Things are rapidly changing in the airline industry.
We’ve given you the scoop on airline fees and in-air sexual assault via “The Checklist Planners Dread to Send…” Changing baggage fees to new facial recognition technology, here are more airline updates you should know about.
Airline Fees Continue to Surmount
JetBlue announced that it will charge $30 for a checked bag and United Airlines has followed suit. In a statement to Business Insider, JetBlue spokesperson Doug McGraw said, “As a matter of good business, we routinely review and adjust our ancillary pricing to ensure a healthy business so we can continue offering the best customer experience of any U.S. airline.” JetBlue also increased the charge of the second checked bag from $35 to $40 and for a third piece of luggage from $100 to $150.
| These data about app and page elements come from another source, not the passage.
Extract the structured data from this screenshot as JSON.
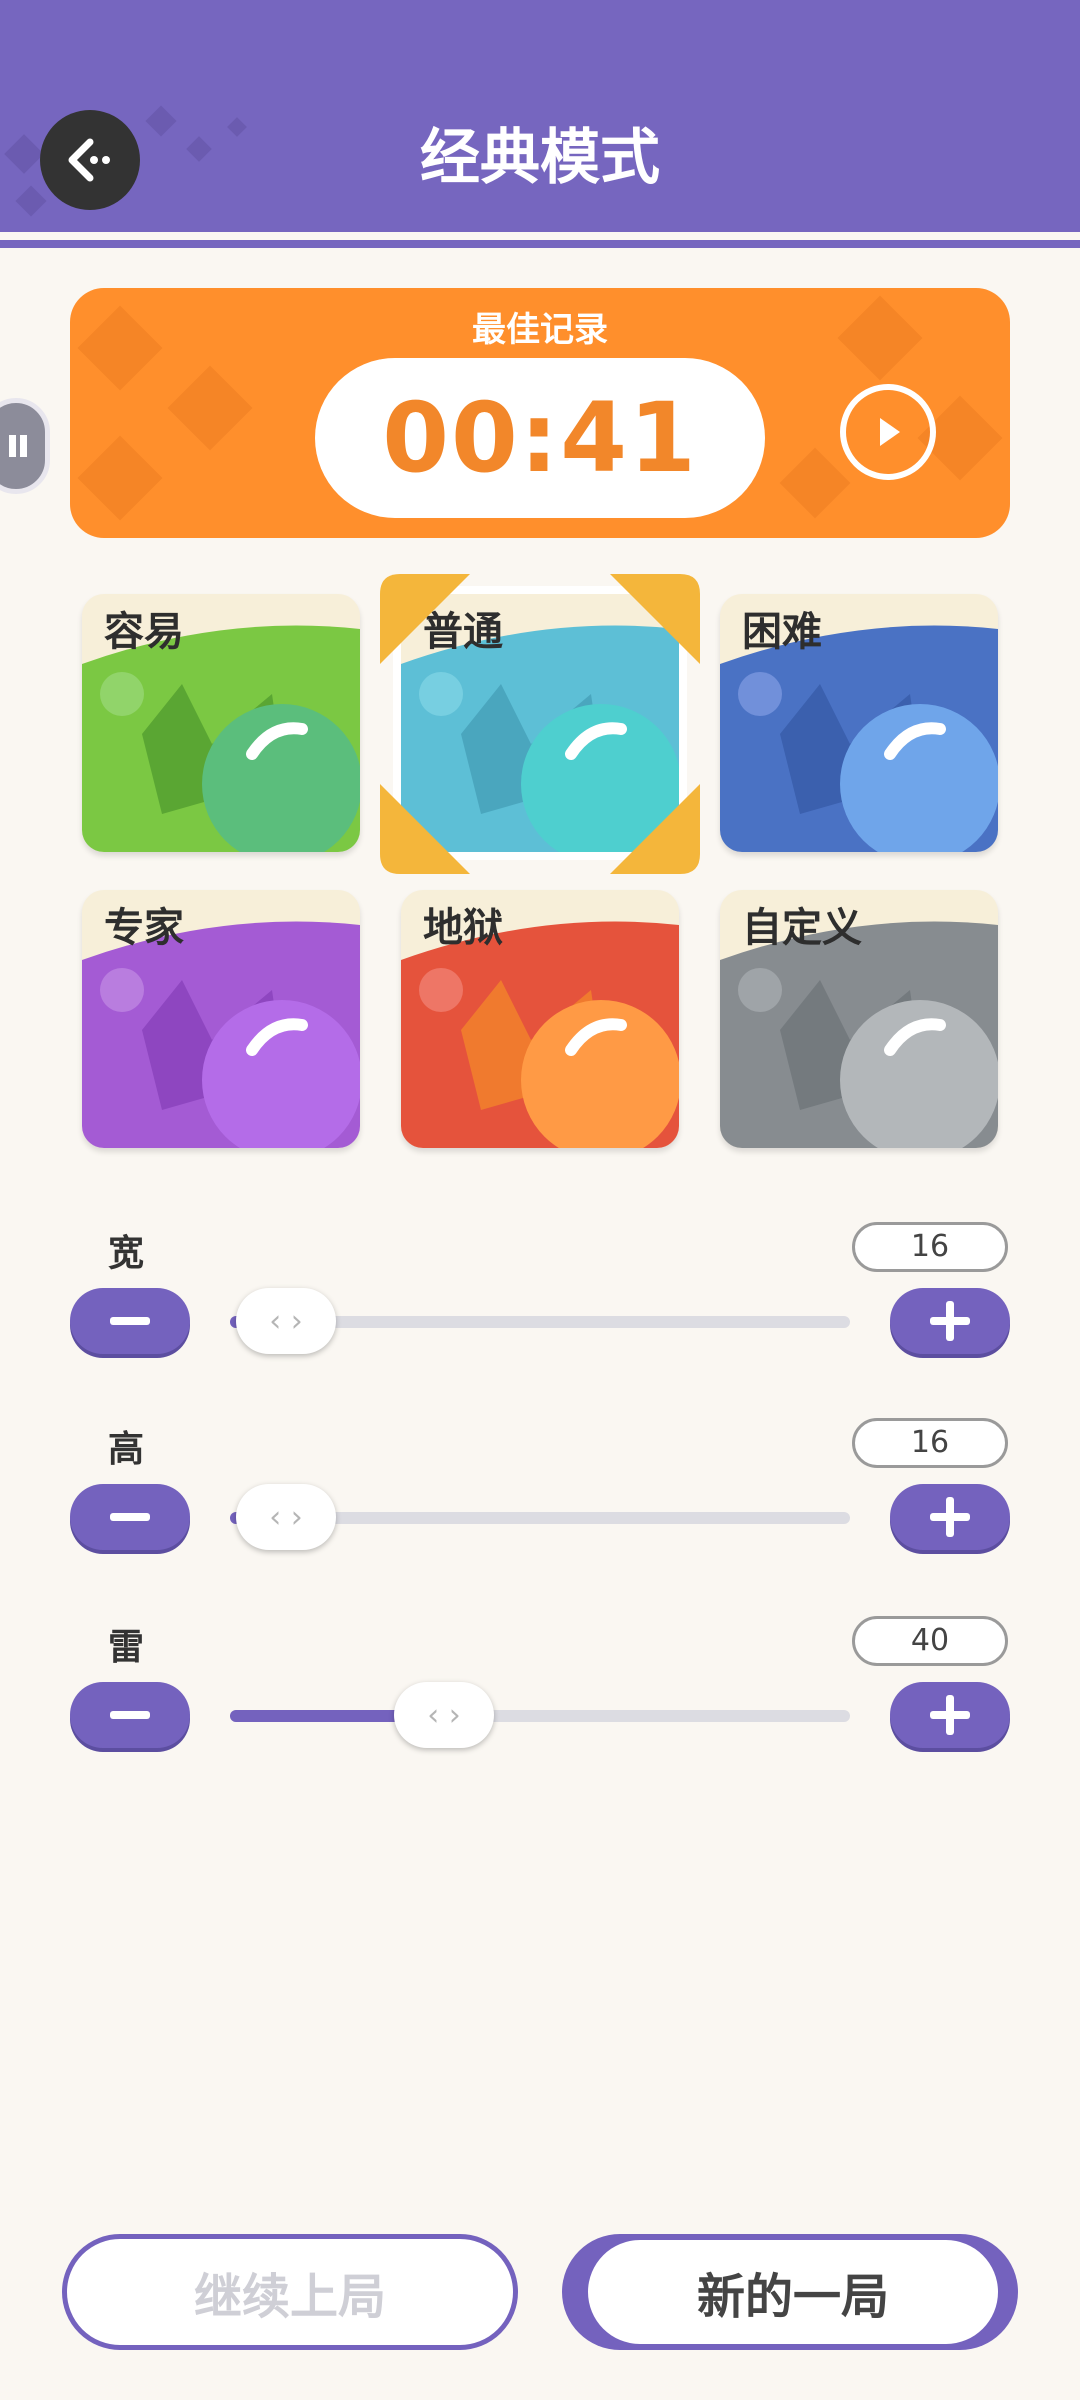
{
  "header": {
    "title": "经典模式"
  },
  "record": {
    "label": "最佳记录",
    "time": "00:41"
  },
  "modes": [
    {
      "label": "容易",
      "color": "#7BC843"
    },
    {
      "label": "普通",
      "color": "#5DBFD6"
    },
    {
      "label": "困难",
      "color": "#4A72C4"
    },
    {
      "label": "专家",
      "color": "#A45BD4"
    },
    {
      "label": "地狱",
      "color": "#E5533C"
    },
    {
      "label": "自定义",
      "color": "#878C90"
    }
  ],
  "settings": [
    {
      "label": "宽",
      "value": "16",
      "level": 0
    },
    {
      "label": "高",
      "value": "16",
      "level": 0
    },
    {
      "label": "雷",
      "value": "40",
      "level": 0.3
    }
  ],
  "buttons": {
    "continue": "继续上局",
    "new_game": "新的一局"
  },
  "colors": {
    "accent": "#7462BE",
    "record": "#FF8F2C"
  }
}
Larger Aircraft in the Works
American Airlines plans to grow with larger aircraft at Ronald Reagan Washington National airport once a new concourse opens in three years. “Today we have 14 gates that are restricted to 50-seat regional jets, the new regional terminal opening out into 2021 will allow those 14 gates to handle up to 76 seaters,” said American President Robert Isom at the Cowen and Company Annual Global Transportation Conference.
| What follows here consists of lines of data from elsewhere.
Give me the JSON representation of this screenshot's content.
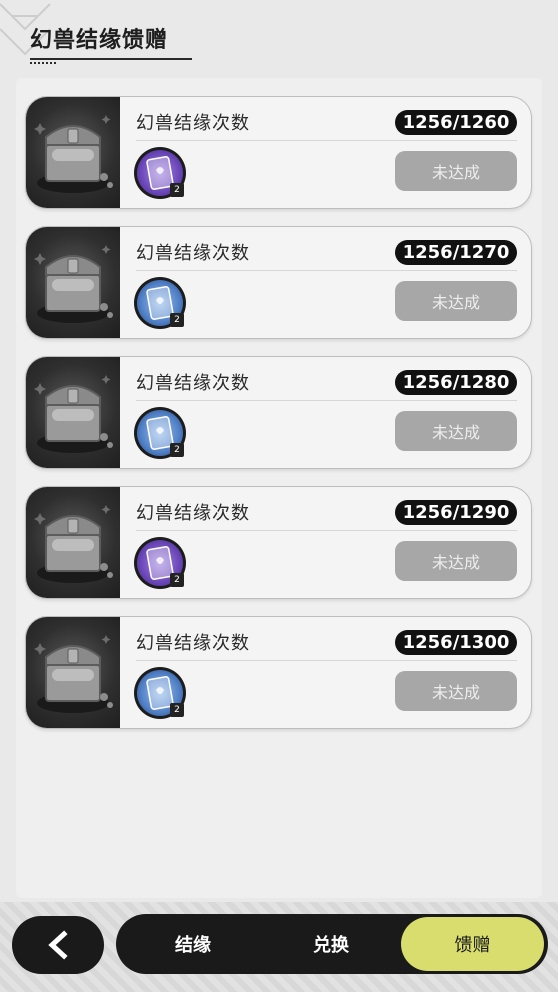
{
  "header": {
    "title": "幻兽结缘馈赠"
  },
  "cards": [
    {
      "title": "幻兽结缘次数",
      "progress": "1256/1260",
      "button": "未达成",
      "reward": {
        "icon": "purple-card-icon",
        "color": "purple",
        "count": "2"
      }
    },
    {
      "title": "幻兽结缘次数",
      "progress": "1256/1270",
      "button": "未达成",
      "reward": {
        "icon": "blue-card-icon",
        "color": "blue",
        "count": "2"
      }
    },
    {
      "title": "幻兽结缘次数",
      "progress": "1256/1280",
      "button": "未达成",
      "reward": {
        "icon": "blue-card-icon",
        "color": "blue",
        "count": "2"
      }
    },
    {
      "title": "幻兽结缘次数",
      "progress": "1256/1290",
      "button": "未达成",
      "reward": {
        "icon": "purple-card-icon",
        "color": "purple",
        "count": "2"
      }
    },
    {
      "title": "幻兽结缘次数",
      "progress": "1256/1300",
      "button": "未达成",
      "reward": {
        "icon": "blue-card-icon",
        "color": "blue",
        "count": "2"
      }
    }
  ],
  "tabs": [
    {
      "label": "结缘",
      "active": false
    },
    {
      "label": "兑换",
      "active": false
    },
    {
      "label": "馈赠",
      "active": true
    }
  ],
  "colors": {
    "accent": "#d8dd6d",
    "dark": "#1a1a1a",
    "disabled_button": "#a7a7a7"
  }
}
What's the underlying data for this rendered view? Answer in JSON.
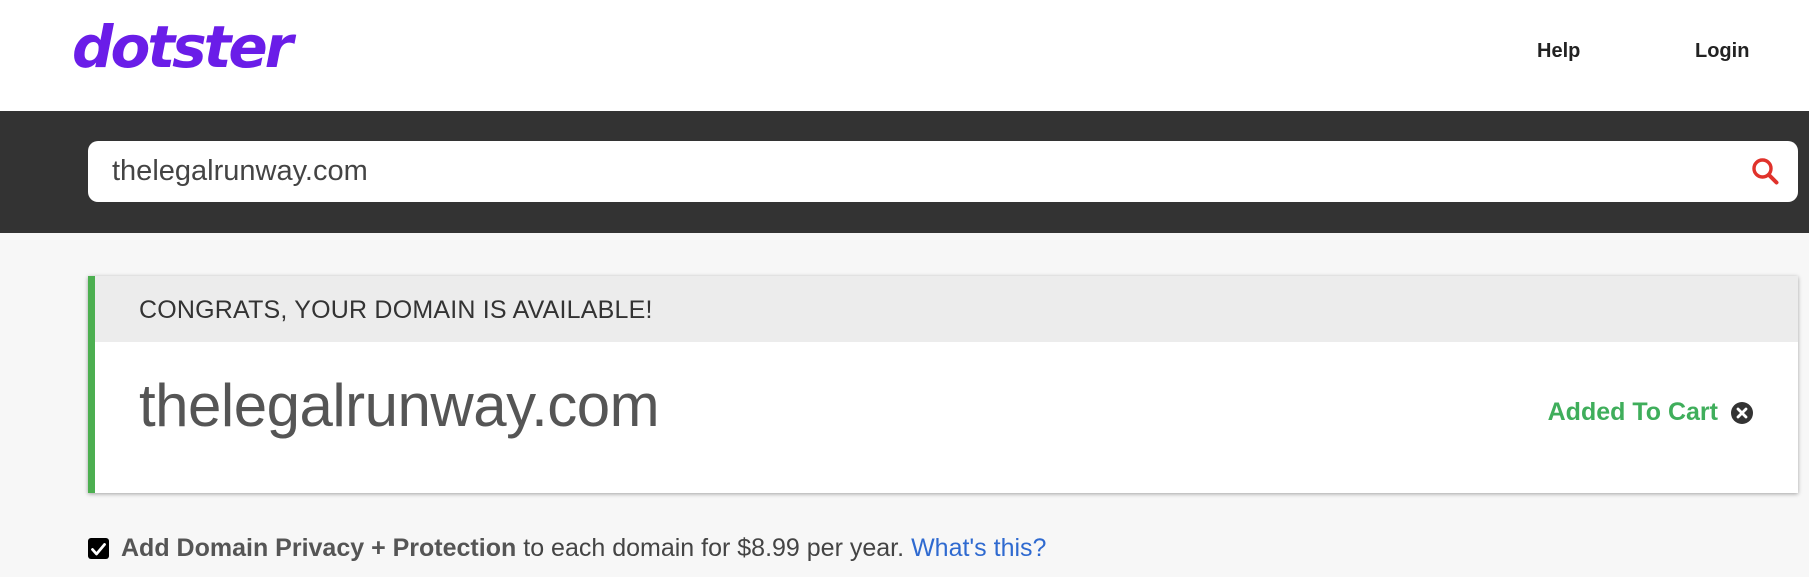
{
  "header": {
    "logo_text": "dotster",
    "nav": {
      "help_label": "Help",
      "login_label": "Login"
    }
  },
  "search": {
    "value": "thelegalrunway.com",
    "icon": "search-icon"
  },
  "result": {
    "banner_text": "CONGRATS, YOUR DOMAIN IS AVAILABLE!",
    "domain": "thelegalrunway.com",
    "status_label": "Added To Cart",
    "remove_icon": "close-circle-icon"
  },
  "privacy": {
    "checked": true,
    "strong_text": "Add Domain Privacy + Protection",
    "rest_text": "to each domain for $8.99 per year.",
    "link_text": "What's this?"
  },
  "colors": {
    "brand": "#6a1de8",
    "accent_green": "#4caf50",
    "added_green": "#3fae5b",
    "search_red": "#e0322b",
    "link_blue": "#2f6ad0",
    "dark_bar": "#333333"
  }
}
Three days after introducing cutting-edge facial recognition tech in Washington Dulles International Airport, the U.S. Customs and Border Protection (CBP), Office of Field Operations at the Airport caught an imposter posing as a French citizen.
“The new facial recognition technology virtually eliminates the ability for someone to use a genuine document that was issued to someone else,” Casey Durst, director of the CBP’s Baltimore office, said in a statement.
The Orlando International Airport (MCO) was the first in the nation to expand automated facial recognition technology to all international travelers and is expected to be fully operational by the end of the year, according to MCO airport spokesman Rod Johnson. Airports in Atlanta, New York and Miami and other cities are in the testing phase now.
Modernization Is a Priority
United Airlines is planning to invest $200 million in upgrades to Hawaii airports over the next decade, according to United CEO Oscar Munoz. Investment will be geared toward modernizing the tools and resources employees use at airports in the state, aiming to give customers a better experience. United is also planning to shift service schedules to make it easier to connect to Hawaii from its seven domestic hub cities of Los Angeles, San Francisco, Chicago, Denver, New York, Houston and Washington.
Routes Online aviation reported on a joint venture between Delta Air Lines and Canadian airlines WestJet. Ed Bastian, Delta’s chief executive, said: “Combined, we will be able to offer more destinations to customers with an integrated network, superior airline products, improved airport connections and significantly enhanced frequent flyer benefits.” WestJet president and CEO chief executive Ed Sims added: “The joint venture will allow us to maximize our existing partnership with Delta to benefit customers by bringing greater competition to the transborder market.”